Your assignment >> Pull each line holding the word "Конфигурация" from the data.
-- Opening Marker --
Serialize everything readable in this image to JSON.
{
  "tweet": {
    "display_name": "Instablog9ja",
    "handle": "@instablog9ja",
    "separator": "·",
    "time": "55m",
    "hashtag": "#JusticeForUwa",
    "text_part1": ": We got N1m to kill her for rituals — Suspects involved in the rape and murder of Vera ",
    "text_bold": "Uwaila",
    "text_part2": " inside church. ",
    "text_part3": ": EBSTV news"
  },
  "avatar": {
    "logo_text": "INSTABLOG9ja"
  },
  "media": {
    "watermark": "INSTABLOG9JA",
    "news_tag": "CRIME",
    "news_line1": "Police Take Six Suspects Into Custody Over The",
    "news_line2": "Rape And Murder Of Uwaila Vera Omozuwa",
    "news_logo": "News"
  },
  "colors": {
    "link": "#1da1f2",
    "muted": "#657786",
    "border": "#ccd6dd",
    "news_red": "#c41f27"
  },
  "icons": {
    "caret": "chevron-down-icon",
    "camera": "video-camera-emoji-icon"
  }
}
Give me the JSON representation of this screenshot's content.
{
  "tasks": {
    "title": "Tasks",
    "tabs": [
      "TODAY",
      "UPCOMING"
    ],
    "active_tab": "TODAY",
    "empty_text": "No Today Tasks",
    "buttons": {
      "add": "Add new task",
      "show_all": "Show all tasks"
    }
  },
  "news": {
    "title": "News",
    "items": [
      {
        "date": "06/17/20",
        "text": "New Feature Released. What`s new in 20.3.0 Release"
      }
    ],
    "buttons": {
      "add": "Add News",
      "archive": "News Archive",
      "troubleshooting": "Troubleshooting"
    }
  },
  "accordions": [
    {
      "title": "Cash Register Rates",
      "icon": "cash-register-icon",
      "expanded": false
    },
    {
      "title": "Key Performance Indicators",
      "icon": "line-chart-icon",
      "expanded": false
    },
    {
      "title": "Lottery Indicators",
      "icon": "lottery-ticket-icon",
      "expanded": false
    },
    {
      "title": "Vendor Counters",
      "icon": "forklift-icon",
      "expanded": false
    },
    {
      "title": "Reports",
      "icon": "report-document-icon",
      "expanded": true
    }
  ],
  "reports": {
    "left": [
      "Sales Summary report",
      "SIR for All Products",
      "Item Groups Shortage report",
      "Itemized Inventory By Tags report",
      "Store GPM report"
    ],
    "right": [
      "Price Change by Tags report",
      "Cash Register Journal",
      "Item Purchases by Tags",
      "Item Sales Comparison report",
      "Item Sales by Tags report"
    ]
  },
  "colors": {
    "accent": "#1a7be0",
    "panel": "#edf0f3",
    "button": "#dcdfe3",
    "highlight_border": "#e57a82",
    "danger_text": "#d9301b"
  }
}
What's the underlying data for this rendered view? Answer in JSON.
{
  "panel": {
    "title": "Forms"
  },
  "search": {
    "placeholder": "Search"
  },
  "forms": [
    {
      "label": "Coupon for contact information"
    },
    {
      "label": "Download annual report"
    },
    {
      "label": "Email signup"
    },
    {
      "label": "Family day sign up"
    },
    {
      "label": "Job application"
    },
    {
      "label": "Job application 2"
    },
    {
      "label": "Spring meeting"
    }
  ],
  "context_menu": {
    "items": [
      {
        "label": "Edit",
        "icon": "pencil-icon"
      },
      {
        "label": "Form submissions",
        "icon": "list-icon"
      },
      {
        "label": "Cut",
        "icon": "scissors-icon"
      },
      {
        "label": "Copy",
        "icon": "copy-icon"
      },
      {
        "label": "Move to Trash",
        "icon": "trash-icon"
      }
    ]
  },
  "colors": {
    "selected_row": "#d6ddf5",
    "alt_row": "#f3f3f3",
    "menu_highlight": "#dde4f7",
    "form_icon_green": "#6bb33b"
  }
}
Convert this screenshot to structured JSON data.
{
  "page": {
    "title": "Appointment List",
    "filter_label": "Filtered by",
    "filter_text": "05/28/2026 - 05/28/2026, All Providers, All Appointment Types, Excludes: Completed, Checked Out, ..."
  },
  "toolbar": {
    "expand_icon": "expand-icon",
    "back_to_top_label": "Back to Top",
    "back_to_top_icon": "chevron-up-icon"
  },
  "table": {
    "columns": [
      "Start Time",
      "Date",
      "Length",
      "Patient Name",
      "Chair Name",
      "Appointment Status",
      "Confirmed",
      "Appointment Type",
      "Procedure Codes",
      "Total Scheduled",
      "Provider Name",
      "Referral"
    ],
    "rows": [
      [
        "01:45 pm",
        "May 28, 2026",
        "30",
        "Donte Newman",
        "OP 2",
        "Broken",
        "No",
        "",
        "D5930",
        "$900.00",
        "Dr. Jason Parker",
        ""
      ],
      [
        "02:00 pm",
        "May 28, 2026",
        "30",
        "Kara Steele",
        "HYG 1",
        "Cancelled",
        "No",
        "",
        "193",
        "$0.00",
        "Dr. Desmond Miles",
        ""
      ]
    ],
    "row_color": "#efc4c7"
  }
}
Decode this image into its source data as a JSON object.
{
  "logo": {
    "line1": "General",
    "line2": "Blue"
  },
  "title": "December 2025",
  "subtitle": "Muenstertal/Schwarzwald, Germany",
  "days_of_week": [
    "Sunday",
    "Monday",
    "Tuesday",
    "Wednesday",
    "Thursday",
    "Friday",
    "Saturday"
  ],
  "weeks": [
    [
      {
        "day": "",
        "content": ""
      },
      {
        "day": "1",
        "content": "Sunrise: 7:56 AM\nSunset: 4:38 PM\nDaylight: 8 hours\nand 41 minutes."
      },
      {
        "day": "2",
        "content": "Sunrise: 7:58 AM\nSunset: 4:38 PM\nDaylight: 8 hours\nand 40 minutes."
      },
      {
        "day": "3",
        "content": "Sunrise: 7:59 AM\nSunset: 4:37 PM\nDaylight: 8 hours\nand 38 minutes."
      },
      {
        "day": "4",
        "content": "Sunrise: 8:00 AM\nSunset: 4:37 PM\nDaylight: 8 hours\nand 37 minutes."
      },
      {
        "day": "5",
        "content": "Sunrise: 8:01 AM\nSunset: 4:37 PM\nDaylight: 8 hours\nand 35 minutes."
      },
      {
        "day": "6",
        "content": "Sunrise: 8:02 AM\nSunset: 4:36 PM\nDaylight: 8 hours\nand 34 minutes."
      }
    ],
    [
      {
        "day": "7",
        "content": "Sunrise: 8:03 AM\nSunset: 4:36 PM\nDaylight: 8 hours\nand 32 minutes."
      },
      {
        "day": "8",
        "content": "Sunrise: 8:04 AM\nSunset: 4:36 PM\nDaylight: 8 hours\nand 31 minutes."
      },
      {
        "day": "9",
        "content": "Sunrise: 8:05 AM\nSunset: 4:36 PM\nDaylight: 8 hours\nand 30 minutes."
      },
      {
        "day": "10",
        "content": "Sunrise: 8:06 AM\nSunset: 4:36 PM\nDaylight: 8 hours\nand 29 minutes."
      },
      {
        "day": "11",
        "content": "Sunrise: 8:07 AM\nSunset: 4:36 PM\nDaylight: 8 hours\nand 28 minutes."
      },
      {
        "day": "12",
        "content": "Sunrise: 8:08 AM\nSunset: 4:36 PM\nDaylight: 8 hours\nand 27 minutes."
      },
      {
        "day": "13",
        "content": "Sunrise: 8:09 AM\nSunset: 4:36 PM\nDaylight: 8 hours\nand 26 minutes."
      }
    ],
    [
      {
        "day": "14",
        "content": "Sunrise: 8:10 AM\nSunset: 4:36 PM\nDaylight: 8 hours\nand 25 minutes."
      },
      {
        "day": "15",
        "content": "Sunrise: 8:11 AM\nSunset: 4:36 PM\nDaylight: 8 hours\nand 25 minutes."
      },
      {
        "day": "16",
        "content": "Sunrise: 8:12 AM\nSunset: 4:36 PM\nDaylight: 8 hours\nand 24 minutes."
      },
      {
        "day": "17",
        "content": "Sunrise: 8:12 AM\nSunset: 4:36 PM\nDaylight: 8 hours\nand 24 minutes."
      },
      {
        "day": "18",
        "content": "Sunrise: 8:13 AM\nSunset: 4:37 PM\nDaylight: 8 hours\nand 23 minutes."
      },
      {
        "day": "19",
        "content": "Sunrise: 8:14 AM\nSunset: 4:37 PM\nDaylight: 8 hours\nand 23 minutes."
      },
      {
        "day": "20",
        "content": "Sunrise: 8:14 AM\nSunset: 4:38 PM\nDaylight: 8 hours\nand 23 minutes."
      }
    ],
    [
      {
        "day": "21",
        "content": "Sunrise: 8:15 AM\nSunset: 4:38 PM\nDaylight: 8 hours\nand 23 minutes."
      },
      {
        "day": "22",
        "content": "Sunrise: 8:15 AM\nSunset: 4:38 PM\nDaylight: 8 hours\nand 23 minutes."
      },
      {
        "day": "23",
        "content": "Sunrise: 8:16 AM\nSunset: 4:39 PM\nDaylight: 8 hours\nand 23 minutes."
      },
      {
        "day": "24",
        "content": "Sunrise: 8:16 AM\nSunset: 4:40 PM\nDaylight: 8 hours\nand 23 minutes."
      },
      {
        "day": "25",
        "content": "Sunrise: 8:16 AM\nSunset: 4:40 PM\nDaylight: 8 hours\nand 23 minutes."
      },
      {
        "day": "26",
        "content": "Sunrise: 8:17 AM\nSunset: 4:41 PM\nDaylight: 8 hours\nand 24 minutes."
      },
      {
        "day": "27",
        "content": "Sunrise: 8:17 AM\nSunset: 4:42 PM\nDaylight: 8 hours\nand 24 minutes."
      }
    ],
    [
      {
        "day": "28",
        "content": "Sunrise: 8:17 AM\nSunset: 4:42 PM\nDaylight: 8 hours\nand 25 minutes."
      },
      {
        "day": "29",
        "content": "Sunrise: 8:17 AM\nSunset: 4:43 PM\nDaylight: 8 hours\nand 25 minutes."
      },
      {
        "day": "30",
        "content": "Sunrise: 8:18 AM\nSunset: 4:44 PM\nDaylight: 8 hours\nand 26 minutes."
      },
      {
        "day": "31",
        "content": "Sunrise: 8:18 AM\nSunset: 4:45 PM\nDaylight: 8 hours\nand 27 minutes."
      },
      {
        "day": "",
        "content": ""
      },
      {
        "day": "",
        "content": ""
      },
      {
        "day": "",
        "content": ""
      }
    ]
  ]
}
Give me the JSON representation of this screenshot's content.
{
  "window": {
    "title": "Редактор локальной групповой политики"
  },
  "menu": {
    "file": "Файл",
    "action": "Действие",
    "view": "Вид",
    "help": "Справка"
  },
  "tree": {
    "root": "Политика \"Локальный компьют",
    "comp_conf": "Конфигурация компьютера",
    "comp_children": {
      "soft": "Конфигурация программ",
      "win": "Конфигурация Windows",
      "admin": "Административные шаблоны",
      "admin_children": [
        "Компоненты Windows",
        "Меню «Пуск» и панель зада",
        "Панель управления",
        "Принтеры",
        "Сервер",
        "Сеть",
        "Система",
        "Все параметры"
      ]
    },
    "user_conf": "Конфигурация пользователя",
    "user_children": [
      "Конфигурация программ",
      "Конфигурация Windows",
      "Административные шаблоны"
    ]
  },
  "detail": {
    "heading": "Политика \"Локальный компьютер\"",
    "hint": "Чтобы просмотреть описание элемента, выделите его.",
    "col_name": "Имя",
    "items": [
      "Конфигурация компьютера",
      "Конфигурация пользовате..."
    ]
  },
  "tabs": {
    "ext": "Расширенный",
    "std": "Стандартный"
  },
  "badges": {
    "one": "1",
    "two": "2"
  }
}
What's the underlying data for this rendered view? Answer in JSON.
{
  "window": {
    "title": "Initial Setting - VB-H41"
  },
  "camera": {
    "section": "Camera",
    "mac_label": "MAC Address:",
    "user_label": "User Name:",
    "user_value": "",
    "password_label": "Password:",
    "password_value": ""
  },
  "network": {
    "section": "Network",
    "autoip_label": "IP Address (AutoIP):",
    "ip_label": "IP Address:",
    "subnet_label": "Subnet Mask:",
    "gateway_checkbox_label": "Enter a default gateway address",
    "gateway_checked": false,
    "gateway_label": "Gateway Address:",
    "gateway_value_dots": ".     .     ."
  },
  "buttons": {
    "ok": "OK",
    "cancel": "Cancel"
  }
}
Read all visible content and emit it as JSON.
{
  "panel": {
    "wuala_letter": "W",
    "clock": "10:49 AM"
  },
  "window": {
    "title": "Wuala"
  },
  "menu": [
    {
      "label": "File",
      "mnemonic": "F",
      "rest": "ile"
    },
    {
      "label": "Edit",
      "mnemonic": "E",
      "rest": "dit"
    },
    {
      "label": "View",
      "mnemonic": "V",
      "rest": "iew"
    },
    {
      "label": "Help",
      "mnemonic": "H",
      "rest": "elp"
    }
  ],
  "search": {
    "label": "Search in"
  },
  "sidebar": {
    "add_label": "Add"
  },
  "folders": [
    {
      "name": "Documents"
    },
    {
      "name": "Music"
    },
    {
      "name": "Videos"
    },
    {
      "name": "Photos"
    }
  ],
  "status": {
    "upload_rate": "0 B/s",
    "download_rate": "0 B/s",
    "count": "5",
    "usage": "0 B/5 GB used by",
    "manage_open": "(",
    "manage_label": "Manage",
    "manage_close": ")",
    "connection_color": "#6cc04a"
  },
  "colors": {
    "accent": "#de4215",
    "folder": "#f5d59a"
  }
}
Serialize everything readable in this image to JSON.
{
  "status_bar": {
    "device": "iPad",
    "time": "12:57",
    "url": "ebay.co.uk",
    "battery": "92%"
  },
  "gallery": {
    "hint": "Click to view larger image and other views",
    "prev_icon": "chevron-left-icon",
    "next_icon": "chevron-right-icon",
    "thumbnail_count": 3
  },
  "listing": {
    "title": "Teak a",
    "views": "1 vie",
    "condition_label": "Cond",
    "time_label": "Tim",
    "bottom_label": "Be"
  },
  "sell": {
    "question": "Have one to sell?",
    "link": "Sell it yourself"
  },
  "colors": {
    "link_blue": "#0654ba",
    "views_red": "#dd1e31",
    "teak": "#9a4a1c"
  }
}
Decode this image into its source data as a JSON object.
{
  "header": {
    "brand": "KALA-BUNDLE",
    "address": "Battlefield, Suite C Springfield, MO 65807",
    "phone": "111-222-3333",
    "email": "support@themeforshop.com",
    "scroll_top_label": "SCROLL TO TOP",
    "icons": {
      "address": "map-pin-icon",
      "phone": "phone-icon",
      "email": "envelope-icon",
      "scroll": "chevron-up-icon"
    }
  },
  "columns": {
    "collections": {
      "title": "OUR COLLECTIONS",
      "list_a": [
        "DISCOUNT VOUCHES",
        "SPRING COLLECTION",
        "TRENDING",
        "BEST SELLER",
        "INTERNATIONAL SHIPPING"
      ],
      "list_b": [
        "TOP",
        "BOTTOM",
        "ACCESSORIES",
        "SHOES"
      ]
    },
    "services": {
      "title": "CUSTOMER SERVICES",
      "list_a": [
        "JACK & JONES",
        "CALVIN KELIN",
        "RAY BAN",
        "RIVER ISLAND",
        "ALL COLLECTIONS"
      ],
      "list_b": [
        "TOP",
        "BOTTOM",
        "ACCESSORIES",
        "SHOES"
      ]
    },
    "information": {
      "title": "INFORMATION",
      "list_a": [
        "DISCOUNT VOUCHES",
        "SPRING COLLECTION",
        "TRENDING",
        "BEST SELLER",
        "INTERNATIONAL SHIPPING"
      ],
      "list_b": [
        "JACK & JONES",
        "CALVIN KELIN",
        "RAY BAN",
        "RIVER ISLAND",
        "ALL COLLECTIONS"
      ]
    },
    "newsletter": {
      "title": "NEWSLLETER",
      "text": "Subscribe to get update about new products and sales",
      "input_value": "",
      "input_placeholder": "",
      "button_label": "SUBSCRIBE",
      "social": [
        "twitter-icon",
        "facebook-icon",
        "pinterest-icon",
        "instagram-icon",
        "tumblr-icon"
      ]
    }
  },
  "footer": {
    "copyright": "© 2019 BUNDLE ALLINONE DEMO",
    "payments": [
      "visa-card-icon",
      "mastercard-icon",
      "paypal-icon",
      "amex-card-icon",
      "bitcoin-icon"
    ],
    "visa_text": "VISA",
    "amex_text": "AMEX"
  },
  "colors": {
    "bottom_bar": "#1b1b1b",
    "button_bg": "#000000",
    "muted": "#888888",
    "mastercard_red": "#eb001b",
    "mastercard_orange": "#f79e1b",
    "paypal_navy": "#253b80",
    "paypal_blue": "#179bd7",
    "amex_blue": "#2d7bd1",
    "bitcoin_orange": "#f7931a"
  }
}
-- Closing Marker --
Solution for this problem >>
    "comp_conf": "Конфигурация компьютера",
      "soft": "Конфигурация программ",
      "win": "Конфигурация Windows",
    "user_conf": "Конфигурация пользователя",
      "Конфигурация программ",
      "Конфигурация Windows",
      "Конфигурация компьютера",
      "Конфигурация пользовате..."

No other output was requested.